_GOAL OF THE EXERCISE_
Output every entry below word for word, minus the images.

_GIVEN DATA_
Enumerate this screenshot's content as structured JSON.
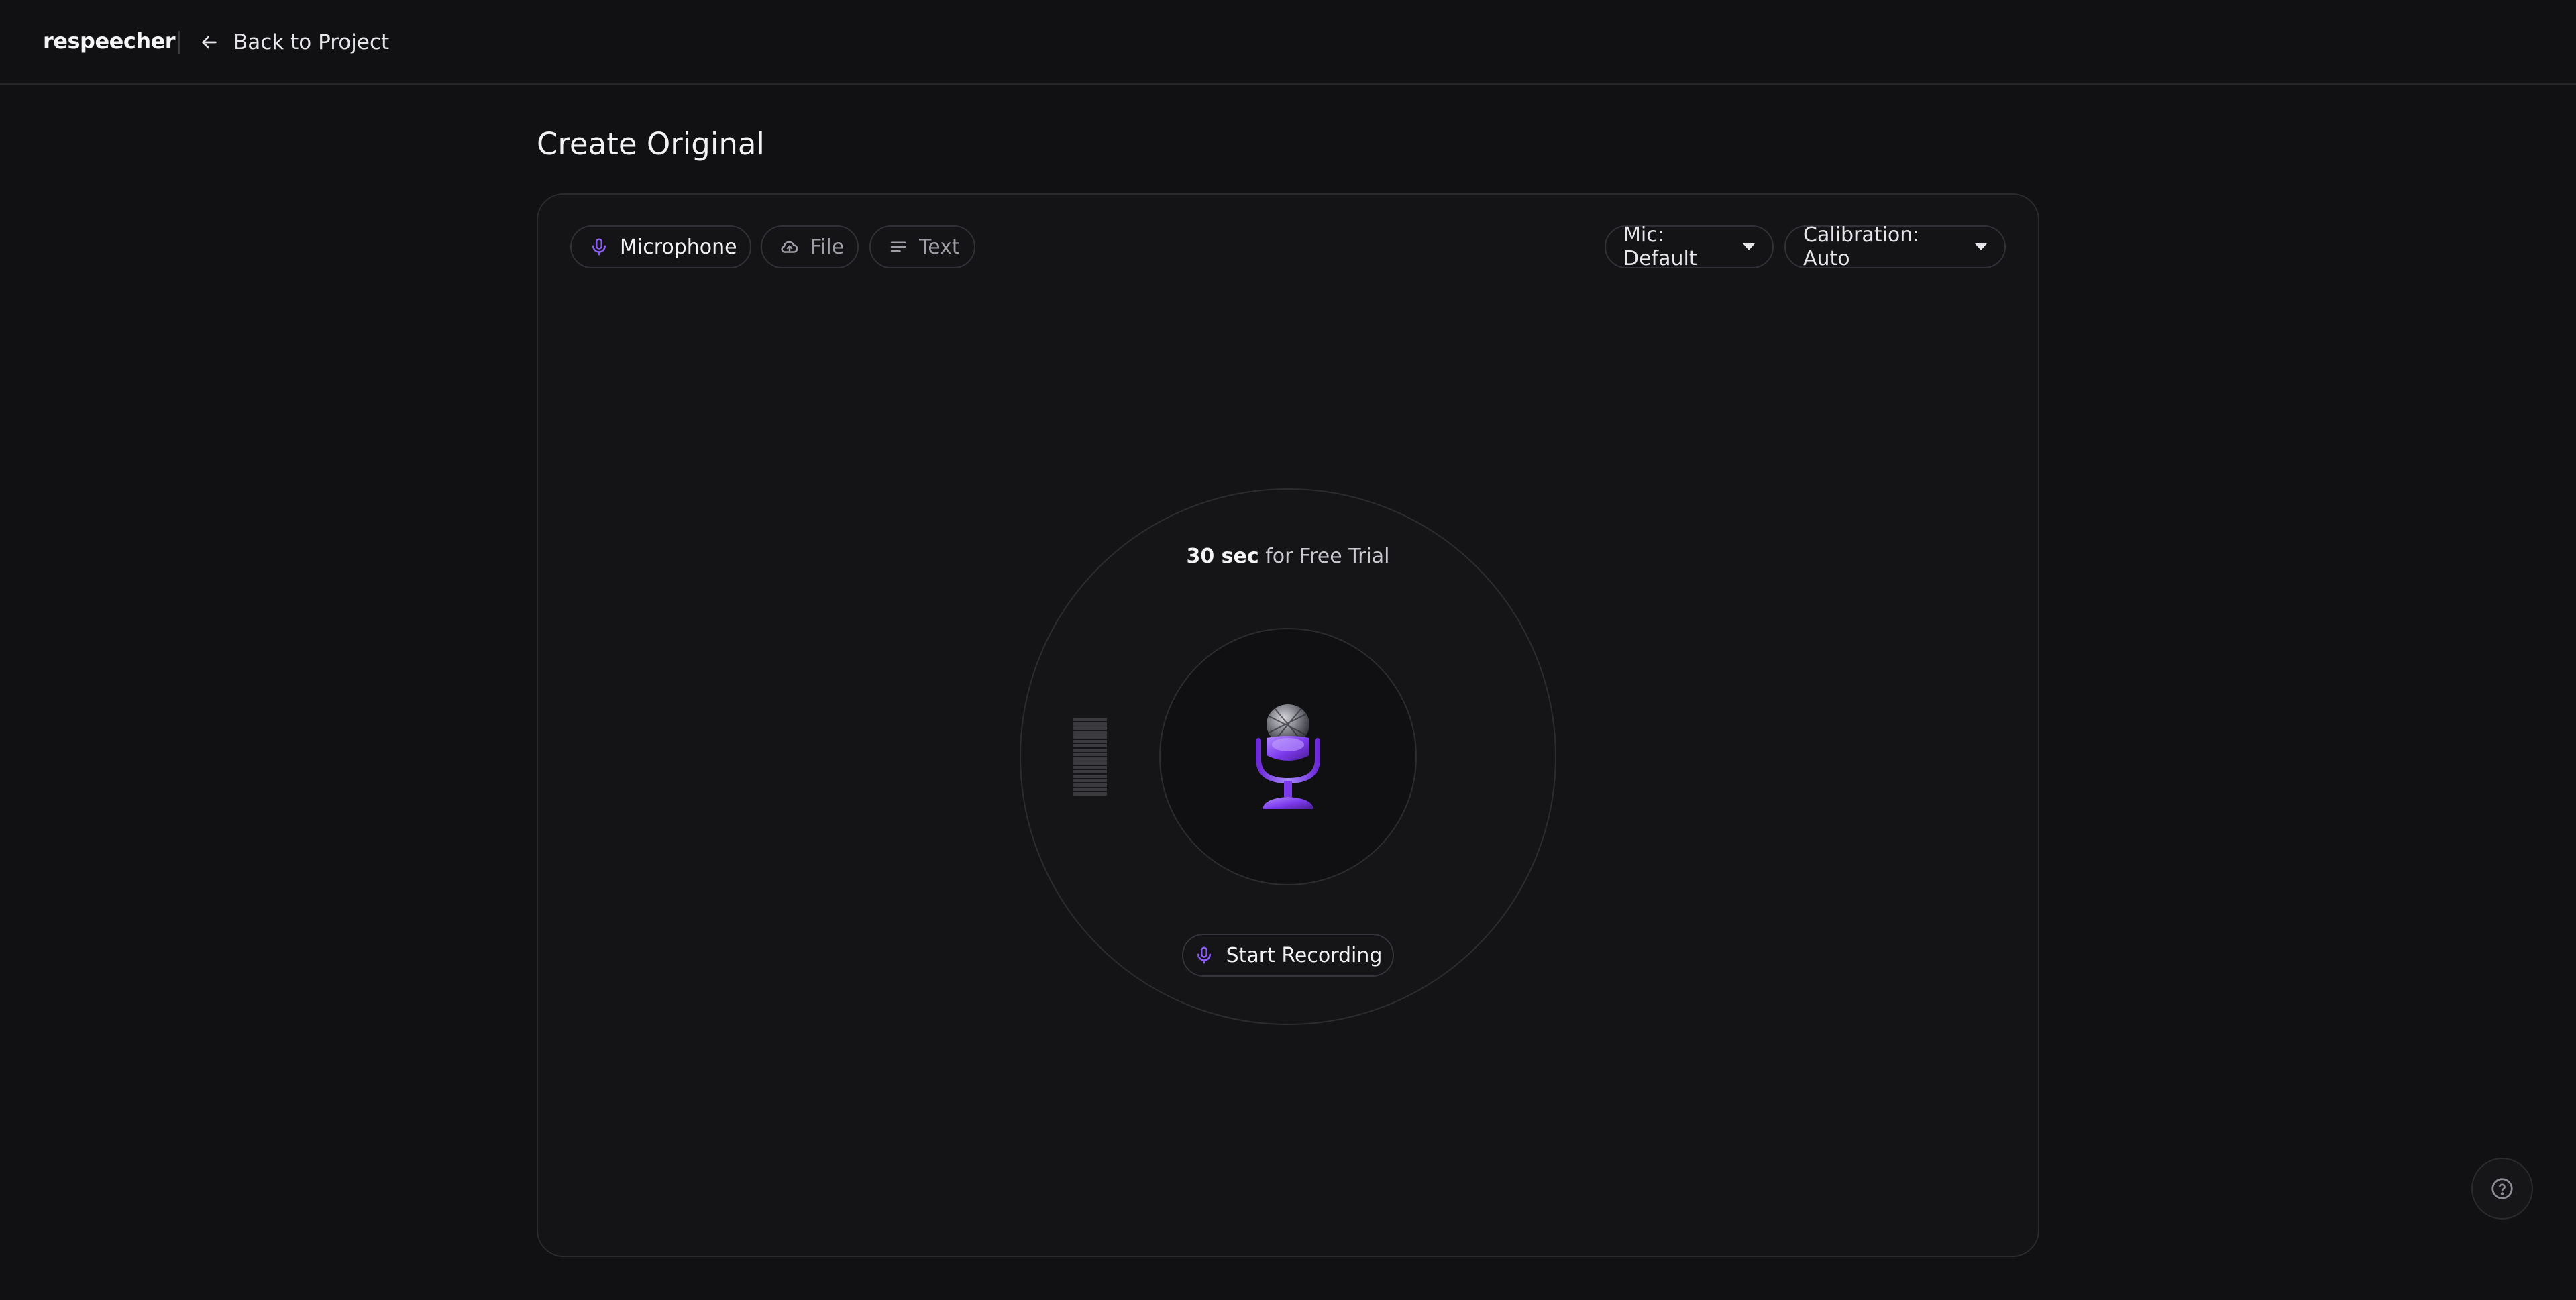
{
  "header": {
    "logo_text": "respeecher",
    "back_label": "Back to Project"
  },
  "page": {
    "title": "Create Original"
  },
  "source_tabs": [
    {
      "label": "Microphone",
      "icon": "microphone-icon",
      "active": true
    },
    {
      "label": "File",
      "icon": "cloud-upload-icon",
      "active": false
    },
    {
      "label": "Text",
      "icon": "text-lines-icon",
      "active": false
    }
  ],
  "controls": {
    "mic_select": "Mic: Default",
    "calibration_select": "Calibration: Auto"
  },
  "recorder": {
    "trial_bold": "30 sec",
    "trial_rest": " for Free Trial",
    "start_label": "Start Recording",
    "level_bars": 18
  },
  "colors": {
    "background": "#111113",
    "card": "#141416",
    "accent": "#8b5cf6",
    "border": "#2a2a2f"
  }
}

_TASK SOLUTION_
Enumerate this screenshot's content as structured JSON.
{
  "header": {
    "logo_text": "respeecher",
    "back_label": "Back to Project"
  },
  "page": {
    "title": "Create Original"
  },
  "source_tabs": [
    {
      "label": "Microphone",
      "icon": "microphone-icon",
      "active": true
    },
    {
      "label": "File",
      "icon": "cloud-upload-icon",
      "active": false
    },
    {
      "label": "Text",
      "icon": "text-lines-icon",
      "active": false
    }
  ],
  "controls": {
    "mic_select": "Mic: Default",
    "calibration_select": "Calibration: Auto"
  },
  "recorder": {
    "trial_bold": "30 sec",
    "trial_rest": " for Free Trial",
    "start_label": "Start Recording",
    "level_bars": 18
  },
  "colors": {
    "background": "#111113",
    "card": "#141416",
    "accent": "#8b5cf6",
    "border": "#2a2a2f"
  }
}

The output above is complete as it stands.